February 9, 2021 by Greg Meckbach
An Ontario-based restaurant company whose sales dropped more than 50% during the pandemic may be taking legal action against its business interruption insurer.
In a recent securities filing, SIR Royalty Income Fund said its business interruption claim from the COVID-19 pandemic was denied. Burlington, Ont.-based Serviced Inspired Restaurants (SIR) has more than 50 eateries in Canada. SIR’s brands include Jack Astor’s Bar and Grill, Scaddabush Italian Kitchen & Bar, and Canyon Creek, among others.
Same-restaurant sales were down about 54% during the nine months ending Nov. 17, 2020, compared to the same period in 2019, reported SIR Royalty Income Fund, a publicly-traded income trust fund.
“SIR’s insurer has denied any business interruption claims due to COVID-19 closures. However, SIR continues to pursue its claim through legal avenues. There can be no assurance this action will be successful,” SIR Royalty Income Fund said in a January 6 securities filing.

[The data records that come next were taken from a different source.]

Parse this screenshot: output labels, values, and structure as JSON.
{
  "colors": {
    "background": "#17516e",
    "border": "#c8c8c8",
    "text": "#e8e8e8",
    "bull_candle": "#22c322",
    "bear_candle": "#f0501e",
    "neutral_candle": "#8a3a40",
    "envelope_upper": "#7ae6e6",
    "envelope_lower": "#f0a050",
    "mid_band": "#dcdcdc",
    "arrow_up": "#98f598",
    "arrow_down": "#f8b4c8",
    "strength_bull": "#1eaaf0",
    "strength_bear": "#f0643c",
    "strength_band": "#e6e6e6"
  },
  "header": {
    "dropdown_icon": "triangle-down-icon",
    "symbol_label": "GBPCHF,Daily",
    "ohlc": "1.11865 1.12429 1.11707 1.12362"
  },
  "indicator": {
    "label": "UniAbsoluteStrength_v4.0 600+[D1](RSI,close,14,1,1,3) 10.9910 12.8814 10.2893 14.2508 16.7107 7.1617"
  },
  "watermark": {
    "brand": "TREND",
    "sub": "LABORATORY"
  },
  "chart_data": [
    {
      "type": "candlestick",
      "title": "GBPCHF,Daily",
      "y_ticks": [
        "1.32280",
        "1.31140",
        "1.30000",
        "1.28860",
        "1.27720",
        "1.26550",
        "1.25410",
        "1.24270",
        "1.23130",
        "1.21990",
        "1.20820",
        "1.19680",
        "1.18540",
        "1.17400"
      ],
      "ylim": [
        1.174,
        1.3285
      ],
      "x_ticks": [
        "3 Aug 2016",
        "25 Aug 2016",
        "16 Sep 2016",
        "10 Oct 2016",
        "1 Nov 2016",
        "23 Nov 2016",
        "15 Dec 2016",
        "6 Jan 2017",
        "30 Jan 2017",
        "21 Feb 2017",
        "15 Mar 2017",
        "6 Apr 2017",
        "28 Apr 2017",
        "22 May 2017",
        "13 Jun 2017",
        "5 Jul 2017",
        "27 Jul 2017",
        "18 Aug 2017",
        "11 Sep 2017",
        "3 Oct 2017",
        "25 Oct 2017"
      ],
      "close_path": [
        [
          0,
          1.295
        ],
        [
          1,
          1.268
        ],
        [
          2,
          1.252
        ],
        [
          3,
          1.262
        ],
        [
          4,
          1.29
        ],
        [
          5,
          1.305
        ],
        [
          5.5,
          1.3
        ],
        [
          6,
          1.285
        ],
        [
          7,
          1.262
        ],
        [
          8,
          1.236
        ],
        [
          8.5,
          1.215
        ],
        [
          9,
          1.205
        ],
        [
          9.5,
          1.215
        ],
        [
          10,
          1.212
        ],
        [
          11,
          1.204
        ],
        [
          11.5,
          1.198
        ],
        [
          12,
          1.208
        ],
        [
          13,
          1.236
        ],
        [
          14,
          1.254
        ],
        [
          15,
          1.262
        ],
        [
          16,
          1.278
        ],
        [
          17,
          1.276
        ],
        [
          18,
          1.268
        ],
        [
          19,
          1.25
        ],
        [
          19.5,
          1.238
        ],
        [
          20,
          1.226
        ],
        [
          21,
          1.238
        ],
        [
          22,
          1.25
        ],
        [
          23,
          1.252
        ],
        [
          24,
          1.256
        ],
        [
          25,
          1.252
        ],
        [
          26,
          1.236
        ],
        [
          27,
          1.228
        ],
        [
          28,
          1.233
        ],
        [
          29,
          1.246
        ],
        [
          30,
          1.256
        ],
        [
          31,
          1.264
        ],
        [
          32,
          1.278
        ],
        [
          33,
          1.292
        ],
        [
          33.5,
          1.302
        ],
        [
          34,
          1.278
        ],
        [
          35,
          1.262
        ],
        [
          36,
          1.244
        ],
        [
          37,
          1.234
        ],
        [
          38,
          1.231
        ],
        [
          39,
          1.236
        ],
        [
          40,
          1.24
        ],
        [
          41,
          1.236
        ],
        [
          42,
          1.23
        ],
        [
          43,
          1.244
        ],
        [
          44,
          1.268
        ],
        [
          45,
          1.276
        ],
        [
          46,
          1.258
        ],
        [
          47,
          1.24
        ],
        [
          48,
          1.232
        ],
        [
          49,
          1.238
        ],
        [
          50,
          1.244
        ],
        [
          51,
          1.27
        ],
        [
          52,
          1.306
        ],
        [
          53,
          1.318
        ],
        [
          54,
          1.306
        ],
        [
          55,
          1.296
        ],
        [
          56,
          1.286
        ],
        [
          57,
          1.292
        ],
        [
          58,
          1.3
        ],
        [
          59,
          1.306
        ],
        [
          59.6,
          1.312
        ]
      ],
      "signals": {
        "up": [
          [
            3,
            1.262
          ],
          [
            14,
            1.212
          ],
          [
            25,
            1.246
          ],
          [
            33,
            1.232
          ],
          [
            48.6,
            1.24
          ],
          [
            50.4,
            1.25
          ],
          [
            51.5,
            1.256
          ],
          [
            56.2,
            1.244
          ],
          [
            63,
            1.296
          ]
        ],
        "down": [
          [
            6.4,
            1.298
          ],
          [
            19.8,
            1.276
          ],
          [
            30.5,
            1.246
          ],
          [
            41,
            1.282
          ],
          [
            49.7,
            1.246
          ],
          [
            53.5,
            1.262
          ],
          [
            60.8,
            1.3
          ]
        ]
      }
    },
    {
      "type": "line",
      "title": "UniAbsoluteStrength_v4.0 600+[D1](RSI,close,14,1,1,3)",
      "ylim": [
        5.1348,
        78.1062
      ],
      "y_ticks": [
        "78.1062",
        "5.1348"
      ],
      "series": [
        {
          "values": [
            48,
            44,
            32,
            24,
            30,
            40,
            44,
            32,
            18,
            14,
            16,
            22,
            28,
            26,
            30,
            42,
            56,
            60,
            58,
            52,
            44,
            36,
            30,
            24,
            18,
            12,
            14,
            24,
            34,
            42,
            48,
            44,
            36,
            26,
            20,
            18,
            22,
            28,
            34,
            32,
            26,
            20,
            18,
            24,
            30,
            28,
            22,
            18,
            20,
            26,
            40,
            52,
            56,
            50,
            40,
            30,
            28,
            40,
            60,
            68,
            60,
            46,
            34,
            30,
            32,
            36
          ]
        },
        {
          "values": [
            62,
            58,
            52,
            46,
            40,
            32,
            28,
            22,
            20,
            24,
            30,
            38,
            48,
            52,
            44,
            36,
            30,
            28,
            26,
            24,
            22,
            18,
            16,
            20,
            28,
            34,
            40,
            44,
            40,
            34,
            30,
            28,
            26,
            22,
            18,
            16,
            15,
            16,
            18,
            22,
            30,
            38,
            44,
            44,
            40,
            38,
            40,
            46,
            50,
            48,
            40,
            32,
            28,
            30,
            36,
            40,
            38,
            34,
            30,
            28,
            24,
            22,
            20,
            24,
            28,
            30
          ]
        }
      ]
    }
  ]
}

Canadian Underwriter reached out to SIR’s media relations contact asking whether the company has filed a statement of claim in court against its insurer, and on what grounds the insurer said it was denying the BI claim. Canadian Underwriter has not heard back from SIR, which has not identified its insurer.
Business interruption policy wordings vary. Some require an actual property loss before BI coverage kicks in, while others cover BI if access to the client’s businesses is denied because of an action on the part of a civil authority or if the client loses income after a disease outbreak within a certain distance of the premises. It is not clear what coverage wordings or exclusions were in SIR’s business interruption policies.
COVID-19 was declared a pandemic Mar. 11 by the World health Organization. SIR initially stopped dining room service at all of its restaurants Mar. 16. It continued to offer takeout and delivery services at some of its Jack Astor’s and Scaddabush restaurants, while some of its restaurants closed completely, the firm said in a securities filing.
Some SIR restaurants initially partly re-opened their dining rooms in the summer of 2020. But Ontario, where most of SIR’s restaurants are located, has been subject to a stay-at-home order since Jan. 14.
Effective Jan. 8, 2021, SIR announced the permanent closure of two of its Canyon Creek restaurants – one at Square One in Mississauga and the other near the Scarborough Town Centre. Canyon Creek’s same-store sales were down more than 90% during the nine months ending Nov. 17, 2020, compared to the same period in 2019.
“The hospitality industry has faced, and continues to face, significant challenges related to continuing updates to restrictions imposed by federal, provincial, and municipal governments,” SIR said in a securities filing. “Restaurants have incurred significant costs to implement strict safety protocols for both patio and indoor dining, including the installation of plexiglass barriers in dining rooms, expansion of patios, adding heaters to extend patio dining season, [and] swift changes to operations to increase take-out and delivery offerings when restaurants were 100% reliant on take-out and delivery during the months of May and June 2020.”
SIR reported a net loss of $44.58 million for the nine months ending Sept. 30, 2020, compared to a net income of $14.38 million for the nine months ending Sept. 30, 2019.
“Reduced services and restaurant closures have resulted in material declines to sales at SIR restaurants. Limited capacity re-openings, or full closures, of in-restaurant and outdoor-patio dining will continue to result in material declines to sales at SIR restaurants,” the company said.
Although Ontario started to gradually re-open during the summer of 2020, COVID-19 case counts started to rise this past fall. New measures that took effect Oct. 10, in the Toronto and Ottawa areas, resulted in the closure of indoor dining at more than 30 SIR restaurants.
As of Nov. 7, 2020, dining rooms in the Toronto, Ottawa, Peel, and York regions were permitted to re-open, SIR noted.
But later in November, changes to Ontario COVID-19 rules meant that indoor dining capacity in the “red” zones was limited to 10 guests. That measure affected 35 SIR restaurants in the Toronto, Peel, York, Halton and Hamilton regions. Then on Nov. 23, 25 SIR restaurants in the Toronto and Peel regions had to close indoor and patio dining because those regions moved into the grey/lockdown zones.
On Boxing Day, SIR closed all of its Ontario dining rooms, bars, and patios due to the provincial state of emergency that took effect the day after Christmas.
Feature image via iStock.com/kevin Brine